If you're a fan of shopping online, look no further than Amazon or the official site for Bob's Red Mill. Keep in mind that coconut flour bought in bulk might risk cross contamination and should not be considered a safe option if gluten or nut allergies are involved.

If you have the luxury of choice, One Green Planet recommends opting for raw, organic coconut flour as it contains all of the fruit's natural enzymes unlike more processed versions, which might have been bleached. A good sign to identify if it has been thoroughly processed is whether the color is especially white — you'll want to avoid those if you want a more raw version.

Once you've purchased your bag of coconut flour, there's guidelines you should follow to keep it at its maximum freshness. Since coconuts contain plenty of oil, the flour risks developing rancid flavors if it isn't appropriately stored. Well Plated advises to keep it sealed in the fridge for up to six months or in the freezer for 12 months. 

Nutritional information about coconut flour

You don't have to be allergic to gluten, grains, or nuts to enjoy coconut flour. Healthline reports that it's also a nutritive ingredient, containing plenty of fiber, protein, and healthy fats. In fact, the site notes that coconut flour contains ten times more fiber than equal amounts of all-purpose flour, which may help contribute to a healthy heart, digestion, and gut bacteria. Similarly, a 2003 study in The British Journal of Nutrition remarked that the fiber content of coconut products can be associated with a low glycemic index, a measure of how different foods cause a rise in blood sugar. Spiceography notes that this feature alone makes coconut flour a good option for people with diabetes.

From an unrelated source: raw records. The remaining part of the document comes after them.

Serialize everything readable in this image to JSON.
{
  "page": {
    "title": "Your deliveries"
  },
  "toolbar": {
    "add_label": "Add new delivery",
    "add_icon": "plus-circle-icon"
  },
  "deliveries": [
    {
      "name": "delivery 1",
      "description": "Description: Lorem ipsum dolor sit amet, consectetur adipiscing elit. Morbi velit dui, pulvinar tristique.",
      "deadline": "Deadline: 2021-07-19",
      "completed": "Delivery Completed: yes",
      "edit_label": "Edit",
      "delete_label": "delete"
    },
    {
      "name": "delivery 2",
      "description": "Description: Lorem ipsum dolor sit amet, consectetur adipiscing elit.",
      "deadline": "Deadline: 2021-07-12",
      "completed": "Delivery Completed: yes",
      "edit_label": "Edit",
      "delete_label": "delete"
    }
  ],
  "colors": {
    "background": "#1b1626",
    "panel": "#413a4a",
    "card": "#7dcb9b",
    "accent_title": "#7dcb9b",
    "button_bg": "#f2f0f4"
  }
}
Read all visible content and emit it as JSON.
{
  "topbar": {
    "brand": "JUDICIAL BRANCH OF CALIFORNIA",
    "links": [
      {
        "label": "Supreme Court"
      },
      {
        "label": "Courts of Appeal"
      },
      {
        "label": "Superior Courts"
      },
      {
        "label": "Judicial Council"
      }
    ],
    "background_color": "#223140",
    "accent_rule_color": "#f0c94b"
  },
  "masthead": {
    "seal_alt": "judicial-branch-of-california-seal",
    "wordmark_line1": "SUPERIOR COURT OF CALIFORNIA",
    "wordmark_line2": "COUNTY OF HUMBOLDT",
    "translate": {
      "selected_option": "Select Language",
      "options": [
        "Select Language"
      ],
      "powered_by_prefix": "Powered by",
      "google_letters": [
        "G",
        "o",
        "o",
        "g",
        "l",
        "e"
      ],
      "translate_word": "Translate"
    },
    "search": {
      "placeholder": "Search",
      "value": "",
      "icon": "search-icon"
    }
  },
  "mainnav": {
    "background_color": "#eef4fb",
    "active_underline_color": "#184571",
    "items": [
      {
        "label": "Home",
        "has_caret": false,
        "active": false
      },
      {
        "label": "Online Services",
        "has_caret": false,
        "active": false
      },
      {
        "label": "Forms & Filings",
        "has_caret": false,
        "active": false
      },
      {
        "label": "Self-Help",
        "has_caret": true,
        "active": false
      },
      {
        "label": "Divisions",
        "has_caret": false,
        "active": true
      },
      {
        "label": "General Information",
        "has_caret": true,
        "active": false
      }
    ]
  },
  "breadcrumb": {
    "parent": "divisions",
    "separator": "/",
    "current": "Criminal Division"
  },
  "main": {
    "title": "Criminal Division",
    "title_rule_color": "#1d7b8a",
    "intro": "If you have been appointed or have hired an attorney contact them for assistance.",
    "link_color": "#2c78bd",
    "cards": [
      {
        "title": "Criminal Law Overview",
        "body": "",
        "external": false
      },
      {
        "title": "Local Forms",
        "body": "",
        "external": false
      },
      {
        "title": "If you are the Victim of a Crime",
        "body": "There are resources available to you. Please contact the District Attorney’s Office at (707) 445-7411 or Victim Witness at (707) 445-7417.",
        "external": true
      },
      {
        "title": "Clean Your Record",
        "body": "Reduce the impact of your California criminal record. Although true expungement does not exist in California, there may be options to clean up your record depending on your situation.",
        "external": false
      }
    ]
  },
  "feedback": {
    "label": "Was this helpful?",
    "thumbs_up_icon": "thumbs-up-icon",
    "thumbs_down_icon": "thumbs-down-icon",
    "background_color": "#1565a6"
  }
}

Thanks to high levels of protein and fiber, coconut flour contributes to satiation, too, which can assist with weight management. Healthline explains that coconut flour contains medium-chain triglycerides, a type of fat associated with weight loss since it is used by the liver as an immediate energy source. The source notes that it also contains lauric acid, a fat that can reduce plaque in the arteries.

As for micronutrients, Nourished Kitchen reports that this flour is rich in iron, manganese, potassium, and vitamin B, among others. Due to these impressive characteristics, coconut flour has been deemed a functional food and even a superfood in some cases.

While coconut flour is a great option with numerous benefits, Nourished Kitchen indicates that it contains salicyclates, natural chemicals in certain fruits that can cause headaches or eczema in some cases, so it's best to take caution if those ailments might be an issue. Otherwise, coconut flour in many ways is a star ingredient for bakers.